As protesters snarled traffic and shut down the city's bridges to protest a grand jury's refusal to indict the police officer who killed Staten Island resident Eric Garner, the friends and family of Akai Gurley gathered on Saturday to mourn the 28-year-old father who was fatally shot by a police officer two weeks ago in East New York.

Gurley's funeral was held at the Brown Memorial Baptist Church in Fort Greene. The Rev. Al Sharpton initially said he would eulogize Gurley, who was unarmed and walking with his girlfriend when he was killed in a poorly lit stairwell of the Pink Houses by a jittery rookie officer. But Gurley's family rebuffed Sharpton's overtures.

Kevin Powell, activist and founder of BK Nation, delivered the eulogy instead.

"Gone is Akai's opportunity to raise his daughter. Gone, like the lives of Michael Brown and Eric Garner, is another black man's life. Gone," Powell said, bringing his fist down firmly on the lectern with each man's name.

"There no such thing as a 'post-racial America.' It is a lie."

Powell noted that the funeral expenses were being paid for by Mayor de Blasio and the City of New York, a fact he said was the administration "acknowledging that Akai was innocent, innocent, innocent."

He then encouraged mourners to make their voices heard about Akai's death. "They may have killed Akai's body, but they can't kill his spirit," he said to applause, ending his eulogy leading the congregation in chants of "Akai, Akai, Akai."

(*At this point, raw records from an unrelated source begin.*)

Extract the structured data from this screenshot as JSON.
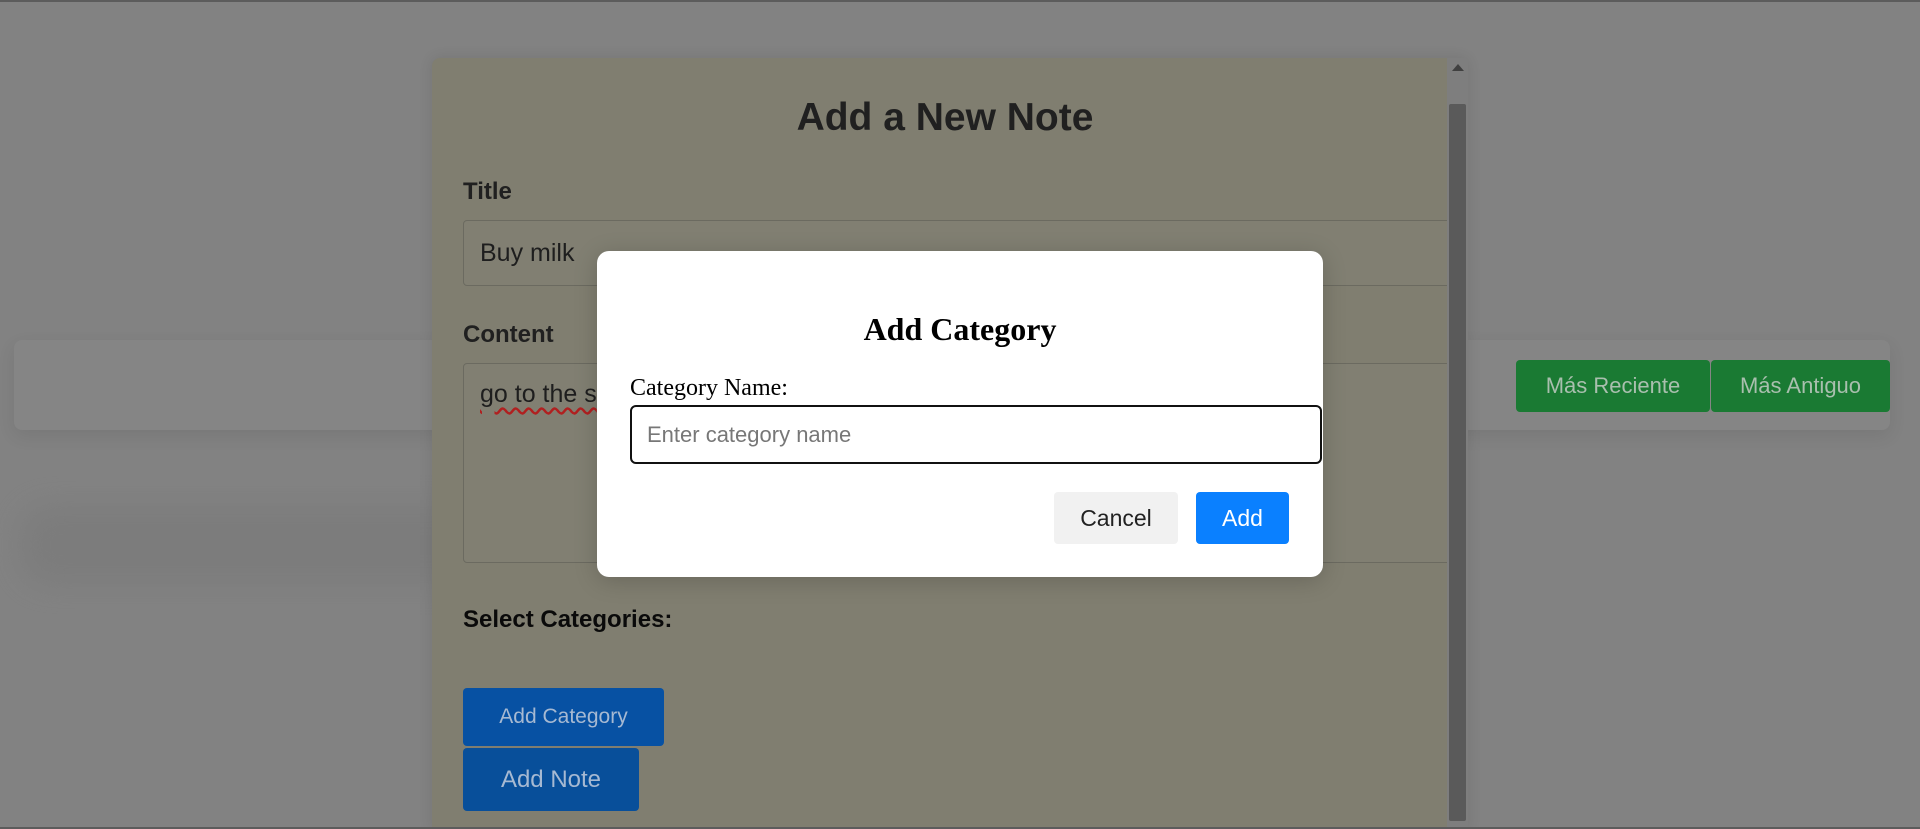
{
  "sort": {
    "newest_label": "Más Reciente",
    "oldest_label": "Más Antiguo"
  },
  "note_form": {
    "heading": "Add a New Note",
    "title_label": "Title",
    "title_value": "Buy milk",
    "content_label": "Content",
    "content_value": "go to the s",
    "categories_label": "Select Categories:",
    "add_category_label": "Add Category",
    "add_note_label": "Add Note"
  },
  "modal": {
    "title": "Add Category",
    "field_label": "Category Name:",
    "placeholder": "Enter category name",
    "cancel_label": "Cancel",
    "add_label": "Add"
  },
  "colors": {
    "overlay": "#828282",
    "primary": "#0a80ff",
    "success": "#1a7a33"
  }
}
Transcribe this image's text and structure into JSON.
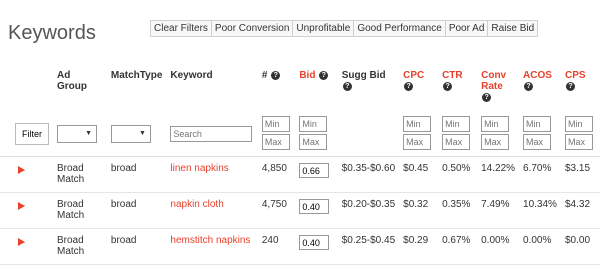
{
  "page": {
    "title": "Keywords"
  },
  "filters": [
    "Clear Filters",
    "Poor Conversion",
    "Unprofitable",
    "Good Performance",
    "Poor Ad",
    "Raise Bid"
  ],
  "columns": {
    "ad_group": "Ad Group",
    "match_type": "MatchType",
    "keyword": "Keyword",
    "num": "#",
    "bid": "Bid",
    "sugg_bid": "Sugg Bid",
    "cpc": "CPC",
    "ctr": "CTR",
    "conv_rate_1": "Conv",
    "conv_rate_2": "Rate",
    "acos": "ACOS",
    "cps": "CPS"
  },
  "filter_row": {
    "filter_button": "Filter",
    "search_placeholder": "Search",
    "min_placeholder": "Min",
    "max_placeholder": "Max"
  },
  "rows": [
    {
      "ad_group_1": "Broad",
      "ad_group_2": "Match",
      "match_type": "broad",
      "keyword": "linen napkins",
      "num": "4,850",
      "bid": "0.66",
      "sugg_bid": "$0.35-$0.60",
      "cpc": "$0.45",
      "ctr": "0.50%",
      "conv_rate": "14.22%",
      "acos": "6.70%",
      "cps": "$3.15"
    },
    {
      "ad_group_1": "Broad",
      "ad_group_2": "Match",
      "match_type": "broad",
      "keyword": "napkin cloth",
      "num": "4,750",
      "bid": "0.40",
      "sugg_bid": "$0.20-$0.35",
      "cpc": "$0.32",
      "ctr": "0.35%",
      "conv_rate": "7.49%",
      "acos": "10.34%",
      "cps": "$4.32"
    },
    {
      "ad_group_1": "Broad",
      "ad_group_2": "Match",
      "match_type": "broad",
      "keyword": "hemstitch napkins",
      "num": "240",
      "bid": "0.40",
      "sugg_bid": "$0.25-$0.45",
      "cpc": "$0.29",
      "ctr": "0.67%",
      "conv_rate": "0.00%",
      "acos": "0.00%",
      "cps": "$0.00"
    }
  ],
  "colors": {
    "accent": "#e8412c",
    "text": "#333333"
  }
}
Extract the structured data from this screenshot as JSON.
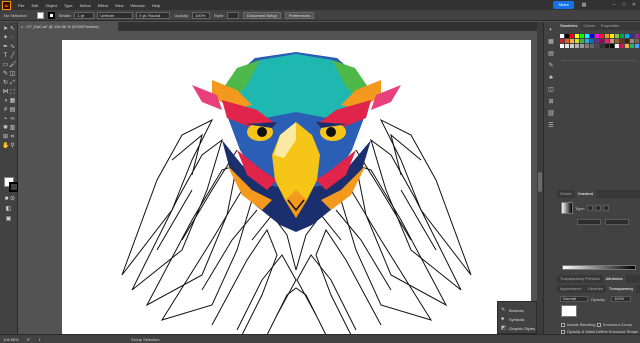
{
  "menubar": {
    "items": [
      "File",
      "Edit",
      "Object",
      "Type",
      "Select",
      "Effect",
      "View",
      "Window",
      "Help"
    ],
    "share_label": "Share"
  },
  "control": {
    "selection_label": "No Selection",
    "stroke_label": "Stroke:",
    "stroke_weight": "1 pt",
    "uniform_label": "Uniform",
    "brush_label": "5 pt. Round",
    "opacity_label": "Opacity:",
    "opacity_value": "100%",
    "style_label": "Style:",
    "doc_setup": "Document Setup",
    "preferences": "Preferences"
  },
  "document": {
    "tab_title": "OT_EaC.ai* @ 106.56 % (RGB/Preview)"
  },
  "panels": {
    "top_tabs": [
      "Swatches",
      "Colors",
      "Properties"
    ],
    "mid_tabs": [
      "Stroke",
      "Gradient"
    ],
    "gradient_type_label": "Type:",
    "transparency_tabs": [
      "Transparency Preview",
      "Attributes"
    ],
    "lower_tabs": [
      "Appearance",
      "Libraries",
      "Transparency"
    ],
    "blend_mode": "Normal",
    "opacity_label": "Opacity:",
    "opacity_value": "100%",
    "isolate_blending": "Isolate Blending",
    "knockout_group": "Knockout Group",
    "opacity_mask": "Opacity & Mask Define Knockout Shape"
  },
  "float_panel": {
    "items": [
      "Brushes",
      "Symbols",
      "Graphic Styles"
    ]
  },
  "status": {
    "zoom": "106.56%",
    "rotation": "0°",
    "page": "1",
    "tool_hint": "Group Selection"
  },
  "swatches": [
    "#ffffff",
    "#000000",
    "#ff0000",
    "#ffff00",
    "#00ff00",
    "#00ffff",
    "#0000ff",
    "#ff00ff",
    "#ed1c24",
    "#f7941d",
    "#fff200",
    "#8dc63f",
    "#00a651",
    "#00aeef",
    "#2e3192",
    "#92278f",
    "#c1272d",
    "#f15a24",
    "#fbb03b",
    "#d9e021",
    "#39b54a",
    "#29abe2",
    "#0071bc",
    "#662d91",
    "#9e005d",
    "#ed1e79",
    "#c69c6d",
    "#8c6239",
    "#603813",
    "#42210b",
    "#998675",
    "#736357",
    "#ffffff",
    "#e6e6e6",
    "#cccccc",
    "#b3b3b3",
    "#999999",
    "#808080",
    "#666666",
    "#4d4d4d",
    "#333333",
    "#1a1a1a",
    "#000000",
    "#f2f2f2",
    "#d4145a",
    "#fbb03b",
    "#22b573",
    "#3fa9f5"
  ],
  "artwork_colors": {
    "teal": "#1fb8b0",
    "green": "#4fb84a",
    "red": "#e0244a",
    "orange": "#f39a1e",
    "blue": "#2a5fb5",
    "dark_blue": "#1b2f6e",
    "yellow": "#f5c518",
    "pink": "#e8407a"
  }
}
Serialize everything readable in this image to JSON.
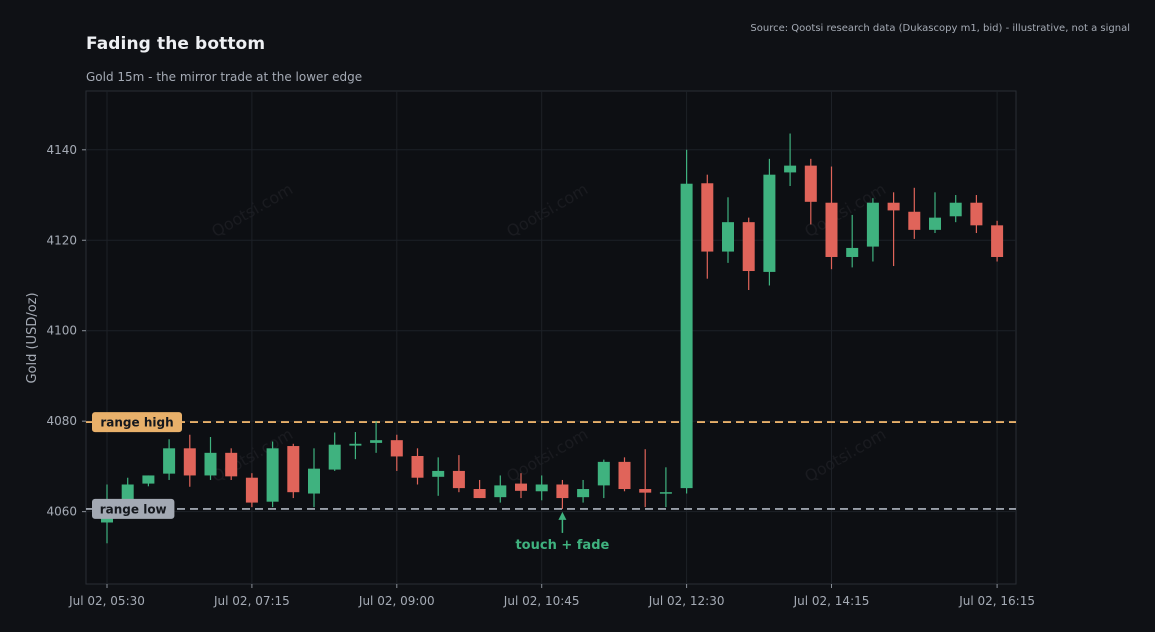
{
  "title": "Fading the bottom",
  "subtitle": "Gold 15m - the mirror trade at the lower edge",
  "source": "Source: Qootsi research data (Dukascopy m1, bid) - illustrative, not a signal",
  "watermark": "Qootsi.com",
  "colors": {
    "background": "#0f1115",
    "plot_background": "#0d0f13",
    "up": "#3fb27f",
    "down": "#e0645a",
    "range_high": "#e8b06a",
    "range_low": "#9aa0aa",
    "annotation": "#3fb27f"
  },
  "chart_data": {
    "type": "candlestick",
    "ylabel": "Gold (USD/oz)",
    "xlabel": "",
    "ylim": [
      4044,
      4153
    ],
    "yticks": [
      4060,
      4080,
      4100,
      4120,
      4140
    ],
    "xticks": [
      {
        "label": "Jul 02, 05:30",
        "index": 0
      },
      {
        "label": "Jul 02, 07:15",
        "index": 7
      },
      {
        "label": "Jul 02, 09:00",
        "index": 14
      },
      {
        "label": "Jul 02, 10:45",
        "index": 21
      },
      {
        "label": "Jul 02, 12:30",
        "index": 28
      },
      {
        "label": "Jul 02, 14:15",
        "index": 35
      },
      {
        "label": "Jul 02, 16:15",
        "index": 43
      }
    ],
    "grid": true,
    "range_high": {
      "value": 4079.8,
      "label": "range high"
    },
    "range_low": {
      "value": 4060.6,
      "label": "range low"
    },
    "annotation": {
      "label": "touch + fade",
      "index": 22,
      "y": 4060.6
    },
    "candles": [
      {
        "o": 4057.6,
        "h": 4066.0,
        "l": 4053.0,
        "c": 4058.5
      },
      {
        "o": 4061.0,
        "h": 4067.5,
        "l": 4060.0,
        "c": 4066.0
      },
      {
        "o": 4066.2,
        "h": 4068.0,
        "l": 4065.6,
        "c": 4068.0
      },
      {
        "o": 4068.4,
        "h": 4076.0,
        "l": 4067.0,
        "c": 4074.0
      },
      {
        "o": 4074.0,
        "h": 4077.0,
        "l": 4065.5,
        "c": 4068.0
      },
      {
        "o": 4068.0,
        "h": 4076.5,
        "l": 4067.0,
        "c": 4073.0
      },
      {
        "o": 4073.0,
        "h": 4074.0,
        "l": 4067.0,
        "c": 4067.8
      },
      {
        "o": 4067.5,
        "h": 4068.5,
        "l": 4061.0,
        "c": 4062.0
      },
      {
        "o": 4062.2,
        "h": 4075.5,
        "l": 4061.0,
        "c": 4074.0
      },
      {
        "o": 4074.5,
        "h": 4075.0,
        "l": 4063.0,
        "c": 4064.3
      },
      {
        "o": 4064.0,
        "h": 4074.0,
        "l": 4061.0,
        "c": 4069.5
      },
      {
        "o": 4069.3,
        "h": 4077.5,
        "l": 4069.0,
        "c": 4074.8
      },
      {
        "o": 4074.6,
        "h": 4077.6,
        "l": 4071.6,
        "c": 4075.0
      },
      {
        "o": 4075.2,
        "h": 4080.0,
        "l": 4073.0,
        "c": 4075.8
      },
      {
        "o": 4075.8,
        "h": 4077.0,
        "l": 4069.0,
        "c": 4072.2
      },
      {
        "o": 4072.3,
        "h": 4074.0,
        "l": 4066.0,
        "c": 4067.5
      },
      {
        "o": 4067.7,
        "h": 4072.0,
        "l": 4063.5,
        "c": 4069.0
      },
      {
        "o": 4069.0,
        "h": 4072.5,
        "l": 4064.3,
        "c": 4065.2
      },
      {
        "o": 4065.0,
        "h": 4067.0,
        "l": 4063.0,
        "c": 4063.0
      },
      {
        "o": 4063.2,
        "h": 4068.0,
        "l": 4062.0,
        "c": 4065.8
      },
      {
        "o": 4066.2,
        "h": 4068.5,
        "l": 4063.0,
        "c": 4064.6
      },
      {
        "o": 4064.5,
        "h": 4068.0,
        "l": 4062.5,
        "c": 4066.0
      },
      {
        "o": 4066.0,
        "h": 4067.0,
        "l": 4060.6,
        "c": 4063.0
      },
      {
        "o": 4063.2,
        "h": 4067.0,
        "l": 4062.0,
        "c": 4065.0
      },
      {
        "o": 4065.8,
        "h": 4071.5,
        "l": 4063.0,
        "c": 4071.0
      },
      {
        "o": 4071.0,
        "h": 4072.0,
        "l": 4064.5,
        "c": 4065.0
      },
      {
        "o": 4065.0,
        "h": 4073.8,
        "l": 4061.0,
        "c": 4064.2
      },
      {
        "o": 4064.2,
        "h": 4069.8,
        "l": 4061.0,
        "c": 4064.3
      },
      {
        "o": 4065.2,
        "h": 4140.0,
        "l": 4064.0,
        "c": 4132.5
      },
      {
        "o": 4132.6,
        "h": 4134.5,
        "l": 4111.5,
        "c": 4117.5
      },
      {
        "o": 4117.5,
        "h": 4129.5,
        "l": 4115.0,
        "c": 4124.0
      },
      {
        "o": 4124.0,
        "h": 4125.0,
        "l": 4109.0,
        "c": 4113.2
      },
      {
        "o": 4113.0,
        "h": 4138.0,
        "l": 4110.0,
        "c": 4134.5
      },
      {
        "o": 4135.0,
        "h": 4143.6,
        "l": 4132.0,
        "c": 4136.5
      },
      {
        "o": 4136.5,
        "h": 4138.0,
        "l": 4123.5,
        "c": 4128.5
      },
      {
        "o": 4128.3,
        "h": 4136.3,
        "l": 4113.6,
        "c": 4116.3
      },
      {
        "o": 4116.3,
        "h": 4125.6,
        "l": 4114.0,
        "c": 4118.3
      },
      {
        "o": 4118.6,
        "h": 4129.3,
        "l": 4115.3,
        "c": 4128.3
      },
      {
        "o": 4128.3,
        "h": 4130.6,
        "l": 4114.3,
        "c": 4126.6
      },
      {
        "o": 4126.3,
        "h": 4131.6,
        "l": 4120.3,
        "c": 4122.3
      },
      {
        "o": 4122.3,
        "h": 4130.6,
        "l": 4121.6,
        "c": 4125.0
      },
      {
        "o": 4125.3,
        "h": 4130.0,
        "l": 4124.0,
        "c": 4128.3
      },
      {
        "o": 4128.3,
        "h": 4130.0,
        "l": 4121.6,
        "c": 4123.3
      },
      {
        "o": 4123.3,
        "h": 4124.3,
        "l": 4115.3,
        "c": 4116.3
      }
    ]
  }
}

Officer Peter Liang and his partner, Shaun Landau were allegedly "incommunicado for more than six and a half minutes" after Liang killed Gurley. According to the Daily News, Liang texted his union rep in those crucial moments instead of calling for assistance.

Brooklyn District Attorney Kenneth Thompson said in a statement on Friday that a grand jury will be convened to investigate the death of Akai Gurley, although "there is no timetable for the grand jury to be impaneled or for its determination to be reached."

Gurley's casket was adorned with red and white roses, and lay at the head of the ornate church next to a slideshow of moments from his childhood. Mourners saw photos of a young man smiling proudly for the camera with his high school diploma, and a more recent picture of Gurley holding his two-year-old daughter, Akaila.

Malachi Palmer, Gurley's stepbrother, took to the microphone to read a poem for his slain sibling. Clutching a book, the young boy could hardly get the words out as he wept, his father putting an arm around his shaking shoulders.

Malkia King, President of 1199 SEIU Benefit Fund Staff Association, compared Gurley to her own teenage son: "I know my child will live as a second class citizen. I have to worry every day that my son will meet the same fate as Akai."

As the service ended and the procession left the church, NYPD Community Affairs staff lingered by the doors, along with a few cops in uniform. Many mourners did not know Gurley or his family, but felt they had to come to the funeral to show their support, like Norman Frazier, 63, and M. Mortonhall, both from Brownsville. "I felt I needed to be here. And I feel somebody has to be held accountable," said Frazier.

Reflecting on the recent spate of unarmed black men killed by the police, Mortonhall drew comparisons to his own childhood. "When I was a kid, I was traumatized by the lynching and the killing. What's going to happen when the youth see this happening today, by the NYPD? There's no charges when a life is taken," said Mortonhall. "They're taking young black lives across America."

Mike Tucker, a 49-year-old from East New York and founder of the Lay The Guns Down Foundation, said cops need to get back in touch with their communities. "I don't dislike police officers, but we need to bridge the gap. There's no connection between the community and the police department anymore." Tucker lost his own son, Stephonne Crawford, when he was fatally shot by a member of the NYPD during a stop and frisk in 2005.

At one point during the service, an elderly man in the audience, who did not appear to be connected with the family, began to speak up and move fitfully in his pew, yelling about the NYPD. Reverend Clinton Miller, who was officiating the service, asked mourners to remain respectful of the family—the elderly man became more distressed until a few members of the congregation attempted to calm him, and the choir sang over his cries. He was soon escorted out of the church, walking as tears streamed down his face.